While somewhat interesting, this doesn't feel like a good monster to use in a game, despite being a good monster.
|Curaigh Star Voter Season 6, Dedicated Voter Season 7, Marathon Voter Season 8, Marathon Voter Season 9|
I am trying to keep reviews simple to get through them quickly.
Creative: a poltergeist using mischief to prevent disaster. I can buy it though a little weak. Ominous premonition is interesting even if there are lots divine visions limited to the targets death in fantasy.
Fun to GM: not sure where to go with this one. It will be an annoyance for some players, but not an actual encounter. Shipping is dangerous, a single sailor dying would be a good sign and not a 'significant danger', but GMs can adjust accordlingly, not a deal-breaker. I can use this as an NPC to some degree (except it 'only communicates...' )
Golarion Tie: not bad, I might have gone the next step in Abasalom to mention the Flotsam Graveyard's greatest contributor... sinking ship in the harbor before sailors get out to sea.

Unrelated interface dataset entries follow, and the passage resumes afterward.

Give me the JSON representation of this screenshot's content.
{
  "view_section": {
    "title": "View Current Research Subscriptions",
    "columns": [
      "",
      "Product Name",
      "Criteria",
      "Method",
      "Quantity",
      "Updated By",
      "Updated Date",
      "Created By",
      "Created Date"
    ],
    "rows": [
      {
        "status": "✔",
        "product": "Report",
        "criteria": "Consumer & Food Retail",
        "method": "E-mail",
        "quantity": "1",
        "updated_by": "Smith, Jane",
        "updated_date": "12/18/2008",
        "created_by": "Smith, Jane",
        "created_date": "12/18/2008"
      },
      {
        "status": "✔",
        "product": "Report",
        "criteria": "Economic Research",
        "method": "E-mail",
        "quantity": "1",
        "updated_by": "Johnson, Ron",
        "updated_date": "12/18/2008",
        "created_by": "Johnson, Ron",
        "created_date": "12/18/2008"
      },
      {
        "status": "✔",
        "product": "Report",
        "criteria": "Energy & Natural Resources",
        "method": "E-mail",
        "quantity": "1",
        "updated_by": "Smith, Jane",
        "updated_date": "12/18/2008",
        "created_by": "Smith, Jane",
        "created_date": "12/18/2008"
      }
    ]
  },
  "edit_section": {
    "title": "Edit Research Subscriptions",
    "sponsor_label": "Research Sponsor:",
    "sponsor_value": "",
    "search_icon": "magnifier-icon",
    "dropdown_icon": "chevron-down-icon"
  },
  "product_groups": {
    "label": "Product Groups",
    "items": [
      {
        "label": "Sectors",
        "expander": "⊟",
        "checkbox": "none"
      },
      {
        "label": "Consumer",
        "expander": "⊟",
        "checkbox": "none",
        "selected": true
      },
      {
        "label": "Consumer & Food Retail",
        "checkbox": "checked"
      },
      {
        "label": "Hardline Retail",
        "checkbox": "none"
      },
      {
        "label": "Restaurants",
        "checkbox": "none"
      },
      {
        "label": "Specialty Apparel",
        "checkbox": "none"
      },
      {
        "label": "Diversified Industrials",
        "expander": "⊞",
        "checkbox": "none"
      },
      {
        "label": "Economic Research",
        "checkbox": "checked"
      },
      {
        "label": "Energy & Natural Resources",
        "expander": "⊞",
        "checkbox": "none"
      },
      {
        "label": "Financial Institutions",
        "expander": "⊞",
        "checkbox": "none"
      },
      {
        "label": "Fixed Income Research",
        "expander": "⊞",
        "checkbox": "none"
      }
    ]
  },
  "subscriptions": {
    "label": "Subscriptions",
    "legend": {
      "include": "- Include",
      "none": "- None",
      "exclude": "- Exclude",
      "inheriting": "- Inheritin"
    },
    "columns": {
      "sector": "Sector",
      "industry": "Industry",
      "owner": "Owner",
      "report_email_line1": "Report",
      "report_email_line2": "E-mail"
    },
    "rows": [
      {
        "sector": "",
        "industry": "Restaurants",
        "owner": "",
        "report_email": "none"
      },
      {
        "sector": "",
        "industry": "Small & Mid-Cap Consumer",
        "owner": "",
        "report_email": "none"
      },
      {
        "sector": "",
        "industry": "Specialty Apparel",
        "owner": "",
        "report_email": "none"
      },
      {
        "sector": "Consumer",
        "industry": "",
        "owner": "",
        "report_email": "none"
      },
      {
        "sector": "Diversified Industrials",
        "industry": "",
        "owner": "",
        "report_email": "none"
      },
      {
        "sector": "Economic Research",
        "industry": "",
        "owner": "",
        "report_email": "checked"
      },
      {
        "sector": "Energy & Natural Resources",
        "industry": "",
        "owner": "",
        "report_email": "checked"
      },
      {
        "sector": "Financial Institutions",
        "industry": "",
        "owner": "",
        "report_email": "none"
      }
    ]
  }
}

Good luck! :)
|Pedro Coelho RPG Superstar 2013 Top 4 , Marathon Voter Season 6, Star Voter Season 7|
|Jester David Star Voter Season 7, Star Voter Season 8, Star Voter Season 9|
|Oceanshieldwolf Dedicated Voter Season 6, Dedicated Voter Season 7, Marathon Voter Season 8, Star Voter Season 9|
Very dread, very moody, and I could definitely see using a whole crew of these guys to make a crowd shiver and run. But I'm not really sold on this one.
Love the 73%. Roll on grognardia!!!
Lots of roleplaying potential, especially the belief that someone will die - but there you have it - this feels more like a plot point or a haunt than a creature.
|Mike Welham Contributor, RPG Superstar 2012 , Star Voter Season 6, Marathon Voter Season 7, Star Voter Season 9|
This is an interesting plot-driving creature, and I could see a situation where the PCs are hired to rid a ship of a pesky and mischievous creature that they then discover is attempting to warn someone of their impending death. Their alignment and abilities seem appropriate to their stated aims.
The urban and Golarion ties are somewhat tenuous for me.
I'm considering a vote for the nafligo. Good luck this round.
|Emmanuel Greene RPG Superstar 2014 Top 16 , Star Voter Season 6, Star Voter Season 7 aka Tamago|
Thanks for the comments, everyone! I really appreciate it and look forward to wowing you with my encounter next round. There is one thing I would like to address:
Interesting idea, but I would like to see them being actual Undeads.
If this were a home game, I probably would have made it an undead. However, good-aligned undead are a touchy proposition, and the world of Golarion has no precedent for good undead (at least not that I could find). Rather than break that unwritten rule or change the alignment of my monster, I decided to make it an outsider instead.
I think the concept still works as an outsider. If it helps, think of it as a spirit or soul, rather than a ghost.
|Ziv Wities RPG Superstar 2013 Top 32 , Dedicated Voter Season 6, Star Voter Season 7 aka Standback|
|Emmanuel Greene RPG Superstar 2014 Top 16 , Star Voter Season 6, Star Voter Season 7 aka Tamago|
I feel compelled to ask - where's the name from? (It would be just too far-fetched if it were from the Hebrew נפליג, "we shall sail", wouldn't it? Right? Right?)
It's kind of a Latin portmanteau: Navis (meaning "ship") and Affligo (meaning "break/damage").
Sorry to disappoint the Hebrew-speakers out there ;-)